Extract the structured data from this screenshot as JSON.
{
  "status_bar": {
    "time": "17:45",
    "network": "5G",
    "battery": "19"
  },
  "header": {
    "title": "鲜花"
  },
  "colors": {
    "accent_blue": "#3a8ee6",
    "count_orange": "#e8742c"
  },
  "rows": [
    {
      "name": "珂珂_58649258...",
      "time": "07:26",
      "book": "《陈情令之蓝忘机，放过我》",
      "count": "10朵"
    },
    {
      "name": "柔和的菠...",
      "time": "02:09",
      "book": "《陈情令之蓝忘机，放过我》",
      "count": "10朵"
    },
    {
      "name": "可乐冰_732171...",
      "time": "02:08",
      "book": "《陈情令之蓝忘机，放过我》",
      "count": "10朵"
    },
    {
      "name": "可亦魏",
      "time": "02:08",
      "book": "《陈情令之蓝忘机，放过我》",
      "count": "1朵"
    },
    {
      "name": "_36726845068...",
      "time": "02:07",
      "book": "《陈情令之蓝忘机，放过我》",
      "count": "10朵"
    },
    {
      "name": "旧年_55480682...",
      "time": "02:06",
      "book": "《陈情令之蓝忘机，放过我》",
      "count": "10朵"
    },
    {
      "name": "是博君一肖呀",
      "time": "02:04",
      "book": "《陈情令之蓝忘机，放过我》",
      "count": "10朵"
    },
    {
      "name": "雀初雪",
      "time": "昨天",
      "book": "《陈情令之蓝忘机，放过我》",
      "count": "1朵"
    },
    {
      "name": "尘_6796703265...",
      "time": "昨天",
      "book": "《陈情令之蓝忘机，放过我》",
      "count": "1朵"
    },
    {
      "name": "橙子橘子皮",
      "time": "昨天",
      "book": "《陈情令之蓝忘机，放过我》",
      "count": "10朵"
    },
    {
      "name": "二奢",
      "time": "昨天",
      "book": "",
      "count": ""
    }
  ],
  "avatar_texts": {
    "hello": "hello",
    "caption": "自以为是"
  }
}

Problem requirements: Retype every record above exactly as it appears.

Result for this task:
Extract the structured data from this screenshot as JSON.
{
  "status_bar": {
    "time": "17:45",
    "network": "5G",
    "battery": "19"
  },
  "header": {
    "title": "鲜花"
  },
  "colors": {
    "accent_blue": "#3a8ee6",
    "count_orange": "#e8742c"
  },
  "rows": [
    {
      "name": "珂珂_58649258...",
      "time": "07:26",
      "book": "《陈情令之蓝忘机，放过我》",
      "count": "10朵"
    },
    {
      "name": "柔和的菠...",
      "time": "02:09",
      "book": "《陈情令之蓝忘机，放过我》",
      "count": "10朵"
    },
    {
      "name": "可乐冰_732171...",
      "time": "02:08",
      "book": "《陈情令之蓝忘机，放过我》",
      "count": "10朵"
    },
    {
      "name": "可亦魏",
      "time": "02:08",
      "book": "《陈情令之蓝忘机，放过我》",
      "count": "1朵"
    },
    {
      "name": "_36726845068...",
      "time": "02:07",
      "book": "《陈情令之蓝忘机，放过我》",
      "count": "10朵"
    },
    {
      "name": "旧年_55480682...",
      "time": "02:06",
      "book": "《陈情令之蓝忘机，放过我》",
      "count": "10朵"
    },
    {
      "name": "是博君一肖呀",
      "time": "02:04",
      "book": "《陈情令之蓝忘机，放过我》",
      "count": "10朵"
    },
    {
      "name": "雀初雪",
      "time": "昨天",
      "book": "《陈情令之蓝忘机，放过我》",
      "count": "1朵"
    },
    {
      "name": "尘_6796703265...",
      "time": "昨天",
      "book": "《陈情令之蓝忘机，放过我》",
      "count": "1朵"
    },
    {
      "name": "橙子橘子皮",
      "time": "昨天",
      "book": "《陈情令之蓝忘机，放过我》",
      "count": "10朵"
    },
    {
      "name": "二奢",
      "time": "昨天",
      "book": "",
      "count": ""
    }
  ],
  "avatar_texts": {
    "hello": "hello",
    "caption": "自以为是"
  }
}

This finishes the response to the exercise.